It was a warm day with a cooling rain. During the morning I took a walk with Alexis. Until lunch I gave him a history lesson. In an hour we chopped up one of yesterday's fir trees. We returned home, a little early because of the rain. At 6:30 we went to vespers. Before dinner, Alix received modest presents.
There are mountains here, but they’re somehow unpleasant. I don’t know what’s lacking—maybe sunshine. In general, I didn’t much like Norway: it doesn’t hold a candle to Sweden. That one’s really fun.
It’s a bit colder today—I went out for roses once again. I have never seen such splendor before.
My course of action as well as General Alekseyev’s did not correspond with the views of the Provisional Government, and a collaboration with General Brusilov was unthinkable in view of the total divide between our views… Brusilov and I lived through many trying but, more importantly, joyful days of military happiness together—unforgettable days, and now it has become difficult for me to speak with him, with this different Brusilov, who has so improvidently lost not only for himself (that’s unimportant), but also for the army, all the former charm of his name. See more
Occasionally, as he was reading his report to us, Brusilov would interrupt himself and say in agitation:
“Anton Ivanovich! So you think I don’t find it repulsive to brandish the red flag? Well, what to do? Russia is ill, the army is ill. We must heal it. And I know of no other medicine.”
The question of my significance meant more to him than I did. I declined to state my own wishes, saying I would go wherever I was told.
To the Editor of The New York Times:
The Associated Press correspondent the other day informed the American public that the army and navy officers suspected of actively sympathizing with the autocracy who are held in the Kronstadt prisons are treated horribly. See more
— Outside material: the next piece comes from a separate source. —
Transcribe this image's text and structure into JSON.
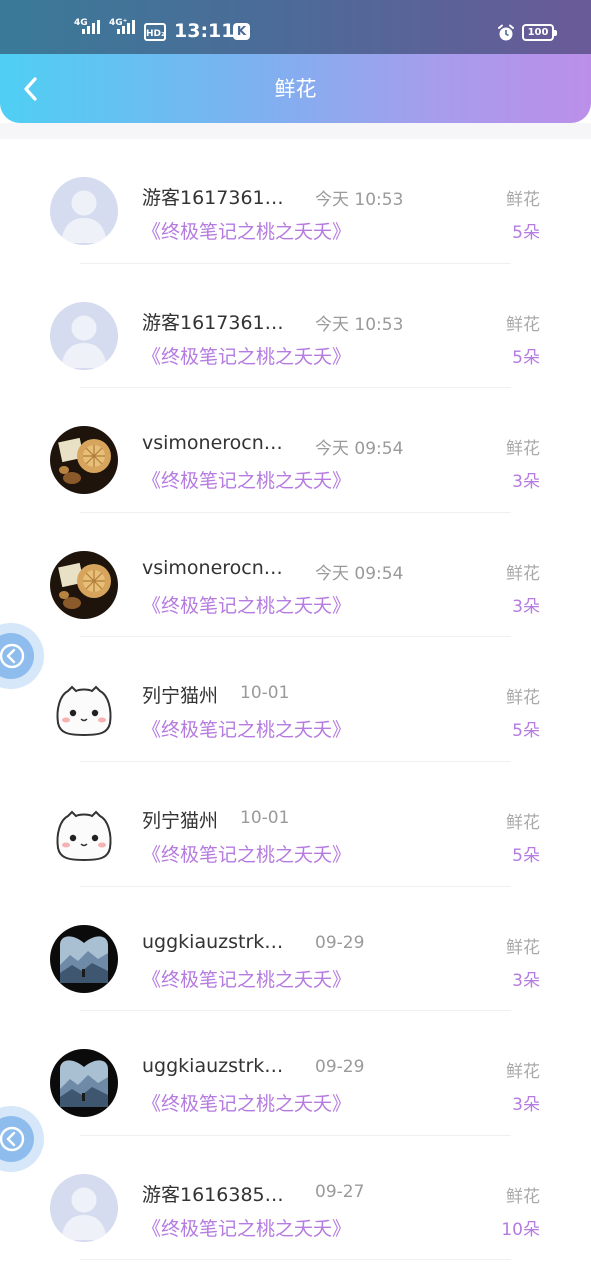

I am utterly out of sympathy with the so-called Kronstadt republic, but I protest against the attitude of those who try to raise American public opinion against revolutionary Russia.
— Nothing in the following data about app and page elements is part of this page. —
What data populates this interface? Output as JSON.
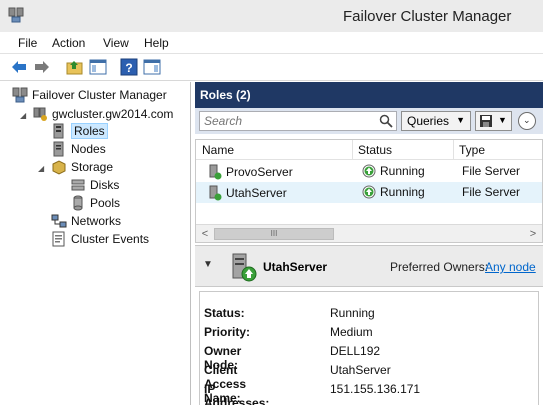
{
  "window": {
    "title": "Failover Cluster Manager"
  },
  "menu": {
    "items": [
      "File",
      "Action",
      "View",
      "Help"
    ]
  },
  "tree": {
    "root": "Failover Cluster Manager",
    "cluster": "gwcluster.gw2014.com",
    "roles": "Roles",
    "nodes": "Nodes",
    "storage": "Storage",
    "disks": "Disks",
    "pools": "Pools",
    "networks": "Networks",
    "events": "Cluster Events"
  },
  "roles_pane": {
    "header": "Roles (2)",
    "search_placeholder": "Search",
    "queries_label": "Queries",
    "columns": [
      "Name",
      "Status",
      "Type"
    ],
    "rows": [
      {
        "name": "ProvoServer",
        "status": "Running",
        "type": "File Server"
      },
      {
        "name": "UtahServer",
        "status": "Running",
        "type": "File Server"
      }
    ]
  },
  "details": {
    "name": "UtahServer",
    "preferred_owners_label": "Preferred Owners:",
    "preferred_owners_link": "Any node",
    "props": [
      {
        "key": "Status:",
        "value": "Running"
      },
      {
        "key": "Priority:",
        "value": "Medium"
      },
      {
        "key": "Owner Node:",
        "value": "DELL192"
      },
      {
        "key": "Client Access Name:",
        "value": "UtahServer"
      },
      {
        "key": "IP Addresses:",
        "value": "151.155.136.171"
      }
    ]
  },
  "colors": {
    "header_bg": "#1f3864",
    "search_bg": "#dde4ef",
    "link": "#0066cc",
    "running_green": "#3aa03a"
  }
}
The correspondent asserts that the cells are overcrowded, unventilated, windowless, etc. No doubt they are. But one must not forget that these prisons were built not by revolutionary Russia but by the Government of the Czar, and were originally intended for revolutionists. Had the builders known that the time could come when they themselves would have to inhabit those prisons, they would surely have made them more comfortable.
Admiral Kurosh, one of the prisoners, complained to the correspondent that the prison food (the correspondent admits that it is the food of a private soldier) has ruined his health. I am very sorry if it did. But in times of war and revolution even civilians must be satisfied with the food they get. “Babushka” Breshkovskaya, Vera Zasulich, Maria Spiridonova, Vera Figner, Herman Lopatin, Prince Kropotkin, and multitudes of others during many years of their imprisonment would have been lucky to get the kind of food that Admiral Kurosh gets.
And, as the correspondent tells us that the prisoners are allowed to read newspapers, to buy tobacco, to write and receive letters (although censored,) and even to complain to The Associated Press correspondent, I really do not see where the “horrors” are.
Russia, which has known the tortures of Riga prisons, the executions of Rennenkampf, the horrors of Siberia, would surely not be amazed by such “horrors” as those described by the correspondent. And if the American public will read George Kennan it will admit that the revolutionists are very good-natured people after all.
Editorial Staff of Russky Golos